If I were an anthropologists my area of study would undoubtedly be teenagers. Having lived with one for a little over a year now I am amazed by how fascinating the teenage species is. And while I bear some recollection of once being a teenager myself, I fear that my existence pales in comparison to that of my esteemed subject and co-habitant Teen Biscuit.
Of late, I have been mesmerized by the advanced logic of Teen Biscuit and his peers.
Case in point, on New Year’s Eve Teen Biscuit returned home sans his keys, which meant that I had to get out of bed and open the door for him. When Snuggle Biscuit woke up the next morning, she told me that Teen Biscuit had sent a text around 12am letting us know that he had been relieved of his jacket while at this party.
When Teen Biscuit woke up later that morning to give us the full details of his encounter we learned that he was not actually
relieved jacked of his possessions, he in fact left them at the party. To be clear he left his coat which for some reason was bearing his keys, his wallet and his cell phone at the party.
To his credit, he did return after the party was over to search for it, only to discover someone had taken it home.
(Paraphrasing my former pastor, let me lean in a little closer here, the biscuit walked into a party, stuffed all his possessions in his coat, threw it in a room and went his merry way.)
Prior to my tenure co-habitating with a teenager I’d have thought it was impossible for someone to commit such an act. Now a year into this ethnographic study, I realize it is actually consistent with teenage behavior/logic.
You see according to Teen Biscuit, the act of putting all of one’s possessions in an item that was out of eyesight and then forgetting said item was not a flagrant offense.
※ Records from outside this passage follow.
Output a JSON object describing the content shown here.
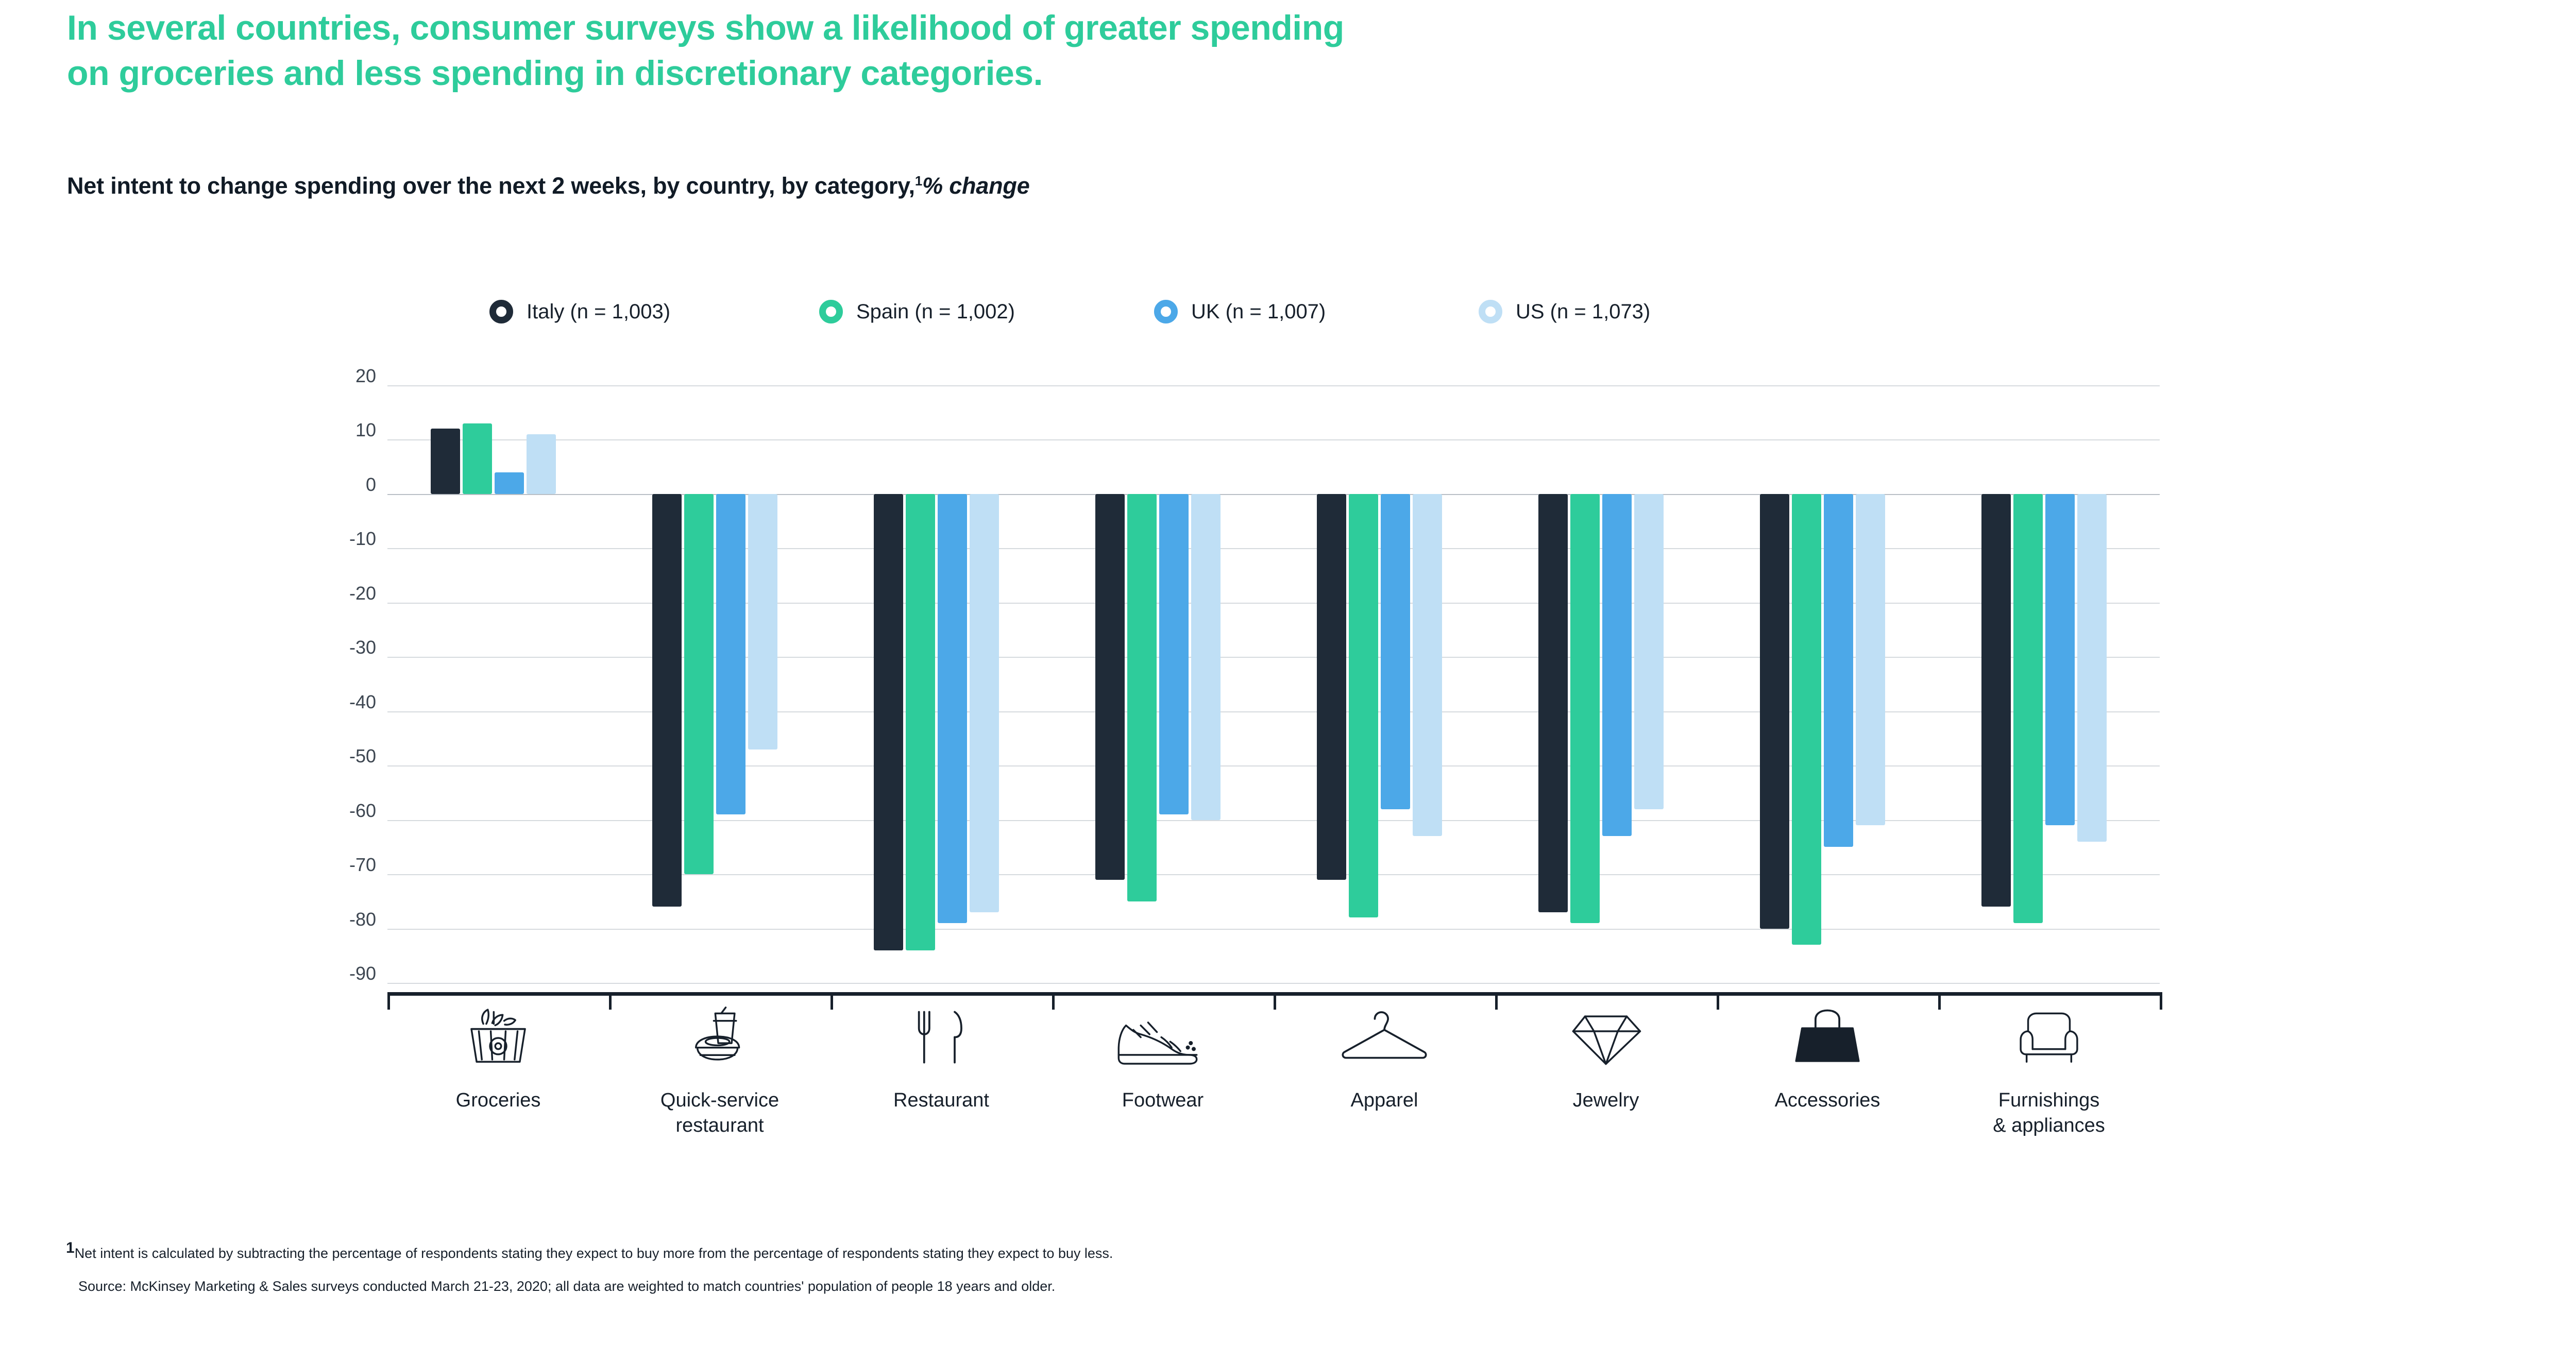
{
  "headline": {
    "line1": "In several countries, consumer surveys show a likelihood of greater spending",
    "line2": "on groceries and less spending in discretionary categories."
  },
  "subtitle": {
    "main": "Net intent to change spending over the next 2 weeks, by country, by category,",
    "footnote_marker": "1",
    "unit": "% change"
  },
  "legend": [
    {
      "label": "Italy (n = 1,003)",
      "color": "#1f2b38",
      "icon": "circle-outline-icon"
    },
    {
      "label": "Spain (n = 1,002)",
      "color": "#2ECC9B",
      "icon": "circle-outline-icon"
    },
    {
      "label": "UK (n = 1,007)",
      "color": "#4CA8E8",
      "icon": "circle-outline-icon"
    },
    {
      "label": "US (n = 1,073)",
      "color": "#BFDFF5",
      "icon": "circle-outline-icon"
    }
  ],
  "footnotes": {
    "marker": "1",
    "note": "Net intent is calculated by subtracting the percentage of respondents stating they expect to buy more from the percentage of respondents stating they expect to buy less.",
    "source": "Source: McKinsey Marketing & Sales surveys conducted March 21-23, 2020; all data are weighted to match countries' population of people 18 years and older."
  },
  "category_icons": [
    "grocery-basket-icon",
    "fast-food-cup-icon",
    "fork-knife-icon",
    "sneaker-icon",
    "clothes-hanger-icon",
    "diamond-icon",
    "handbag-icon",
    "armchair-icon"
  ],
  "chart_data": {
    "type": "bar",
    "title": "Net intent to change spending over the next 2 weeks, by country, by category",
    "subtitle": "% change",
    "xlabel": "",
    "ylabel": "% change",
    "ylim": [
      -90,
      20
    ],
    "yticks": [
      20,
      10,
      0,
      -10,
      -20,
      -30,
      -40,
      -50,
      -60,
      -70,
      -80,
      -90
    ],
    "ytick_labels": [
      "20",
      "10",
      "0",
      "-10",
      "-20",
      "-30",
      "-40",
      "-50",
      "-60",
      "-70",
      "-80",
      "-90"
    ],
    "grid": true,
    "legend_position": "top",
    "categories": [
      "Groceries",
      "Quick-service restaurant",
      "Restaurant",
      "Footwear",
      "Apparel",
      "Jewelry",
      "Accessories",
      "Furnishings & appliances"
    ],
    "category_labels": [
      [
        "Groceries"
      ],
      [
        "Quick-service",
        "restaurant"
      ],
      [
        "Restaurant"
      ],
      [
        "Footwear"
      ],
      [
        "Apparel"
      ],
      [
        "Jewelry"
      ],
      [
        "Accessories"
      ],
      [
        "Furnishings",
        "& appliances"
      ]
    ],
    "series": [
      {
        "name": "Italy (n = 1,003)",
        "color": "#1f2b38",
        "values": [
          12,
          -76,
          -84,
          -71,
          -71,
          -77,
          -80,
          -76
        ]
      },
      {
        "name": "Spain (n = 1,002)",
        "color": "#2ECC9B",
        "values": [
          13,
          -70,
          -84,
          -75,
          -78,
          -79,
          -83,
          -79
        ]
      },
      {
        "name": "UK (n = 1,007)",
        "color": "#4CA8E8",
        "values": [
          4,
          -59,
          -79,
          -59,
          -58,
          -63,
          -65,
          -61
        ]
      },
      {
        "name": "US (n = 1,073)",
        "color": "#BFDFF5",
        "values": [
          11,
          -47,
          -77,
          -60,
          -63,
          -58,
          -61,
          -64
        ]
      }
    ]
  }
}
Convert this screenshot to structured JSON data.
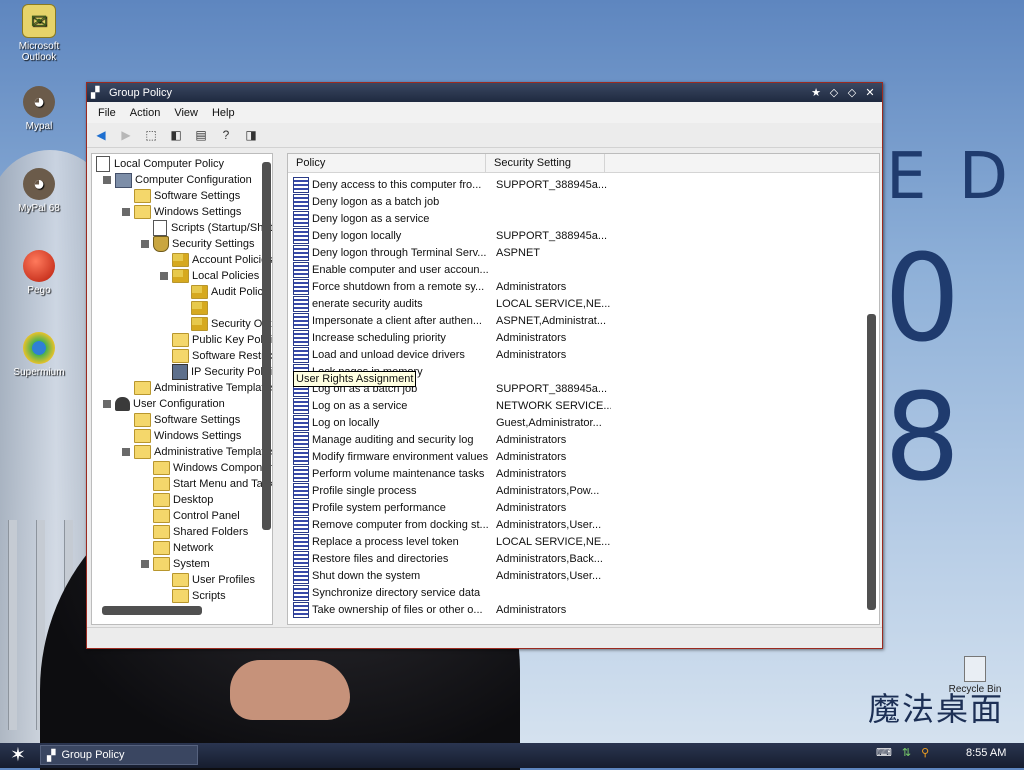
{
  "desktop": {
    "icons": [
      {
        "label": "Microsoft Outlook",
        "icon": "outlook-icon"
      },
      {
        "label": "Mypal",
        "icon": "raccoon-icon"
      },
      {
        "label": "MyPal 68",
        "icon": "raccoon-icon"
      },
      {
        "label": "Pego",
        "icon": "red-orb-icon"
      },
      {
        "label": "Supermium",
        "icon": "globe-icon"
      }
    ],
    "background_text_1": "E D",
    "background_text_2": "0 8",
    "logo_text": "魔法桌面",
    "recycle_bin_label": "Recycle Bin"
  },
  "window": {
    "title": "Group Policy",
    "menu": [
      "File",
      "Action",
      "View",
      "Help"
    ],
    "tooltip": "User Rights Assignment",
    "tree": [
      {
        "label": "Local Computer Policy",
        "indent": 0,
        "icon": "script"
      },
      {
        "label": "Computer Configuration",
        "indent": 1,
        "icon": "pc",
        "expander": true
      },
      {
        "label": "Software Settings",
        "indent": 2,
        "icon": "folder",
        "expander": false
      },
      {
        "label": "Windows Settings",
        "indent": 2,
        "icon": "folder",
        "expander": true
      },
      {
        "label": "Scripts (Startup/Shut",
        "indent": 3,
        "icon": "script",
        "expander": false
      },
      {
        "label": "Security Settings",
        "indent": 3,
        "icon": "shield",
        "expander": true
      },
      {
        "label": "Account Policies",
        "indent": 4,
        "icon": "lockfolder",
        "expander": false
      },
      {
        "label": "Local Policies",
        "indent": 4,
        "icon": "lockfolder",
        "expander": true
      },
      {
        "label": "Audit Policy",
        "indent": 5,
        "icon": "lockfolder",
        "expander": false
      },
      {
        "label": "",
        "indent": 5,
        "icon": "lockfolder",
        "expander": false
      },
      {
        "label": "Security Opt",
        "indent": 5,
        "icon": "lockfolder",
        "expander": false
      },
      {
        "label": "Public Key Policie",
        "indent": 4,
        "icon": "folder",
        "expander": false
      },
      {
        "label": "Software Restric",
        "indent": 4,
        "icon": "folder",
        "expander": false
      },
      {
        "label": "IP Security Polici",
        "indent": 4,
        "icon": "ips",
        "expander": false
      },
      {
        "label": "Administrative Templates",
        "indent": 2,
        "icon": "folder",
        "expander": false
      },
      {
        "label": "User Configuration",
        "indent": 1,
        "icon": "user",
        "expander": true
      },
      {
        "label": "Software Settings",
        "indent": 2,
        "icon": "folder",
        "expander": false
      },
      {
        "label": "Windows Settings",
        "indent": 2,
        "icon": "folder",
        "expander": false
      },
      {
        "label": "Administrative Templates",
        "indent": 2,
        "icon": "folder",
        "expander": true
      },
      {
        "label": "Windows Component",
        "indent": 3,
        "icon": "folder",
        "expander": false
      },
      {
        "label": "Start Menu and Task",
        "indent": 3,
        "icon": "folder",
        "expander": false
      },
      {
        "label": "Desktop",
        "indent": 3,
        "icon": "folder",
        "expander": false
      },
      {
        "label": "Control Panel",
        "indent": 3,
        "icon": "folder",
        "expander": false
      },
      {
        "label": "Shared Folders",
        "indent": 3,
        "icon": "folder",
        "expander": false
      },
      {
        "label": "Network",
        "indent": 3,
        "icon": "folder",
        "expander": false
      },
      {
        "label": "System",
        "indent": 3,
        "icon": "folder",
        "expander": true
      },
      {
        "label": "User Profiles",
        "indent": 4,
        "icon": "folder",
        "expander": false
      },
      {
        "label": "Scripts",
        "indent": 4,
        "icon": "folder",
        "expander": false
      }
    ],
    "list": {
      "columns": [
        "Policy",
        "Security Setting"
      ],
      "rows": [
        [
          "Deny access to this computer fro...",
          "SUPPORT_388945a..."
        ],
        [
          "Deny logon as a batch job",
          ""
        ],
        [
          "Deny logon as a service",
          ""
        ],
        [
          "Deny logon locally",
          "SUPPORT_388945a..."
        ],
        [
          "Deny logon through Terminal Serv...",
          "ASPNET"
        ],
        [
          "Enable computer and user accoun...",
          ""
        ],
        [
          "Force shutdown from a remote sy...",
          "Administrators"
        ],
        [
          "enerate security audits",
          "LOCAL SERVICE,NE..."
        ],
        [
          "Impersonate a client after authen...",
          "ASPNET,Administrat..."
        ],
        [
          "Increase scheduling priority",
          "Administrators"
        ],
        [
          "Load and unload device drivers",
          "Administrators"
        ],
        [
          "Lock pages in memory",
          ""
        ],
        [
          "Log on as a batch job",
          "SUPPORT_388945a..."
        ],
        [
          "Log on as a service",
          "NETWORK SERVICE..."
        ],
        [
          "Log on locally",
          "Guest,Administrator..."
        ],
        [
          "Manage auditing and security log",
          "Administrators"
        ],
        [
          "Modify firmware environment values",
          "Administrators"
        ],
        [
          "Perform volume maintenance tasks",
          "Administrators"
        ],
        [
          "Profile single process",
          "Administrators,Pow..."
        ],
        [
          "Profile system performance",
          "Administrators"
        ],
        [
          "Remove computer from docking st...",
          "Administrators,User..."
        ],
        [
          "Replace a process level token",
          "LOCAL SERVICE,NE..."
        ],
        [
          "Restore files and directories",
          "Administrators,Back..."
        ],
        [
          "Shut down the system",
          "Administrators,User..."
        ],
        [
          "Synchronize directory service data",
          ""
        ],
        [
          "Take ownership of files or other o...",
          "Administrators"
        ]
      ]
    }
  },
  "taskbar": {
    "task_label": "Group Policy",
    "clock": "8:55 AM"
  },
  "colors": {
    "titlebar": "#1f2a40",
    "window_border": "#9b2a20",
    "taskbar": "#161d2e",
    "tooltip_bg": "#ffffe1"
  }
}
The offense was that someone had the audacity to take this item when there was no one left to claim it.
And you know what…he’s absolutely right, #sortofkindanot.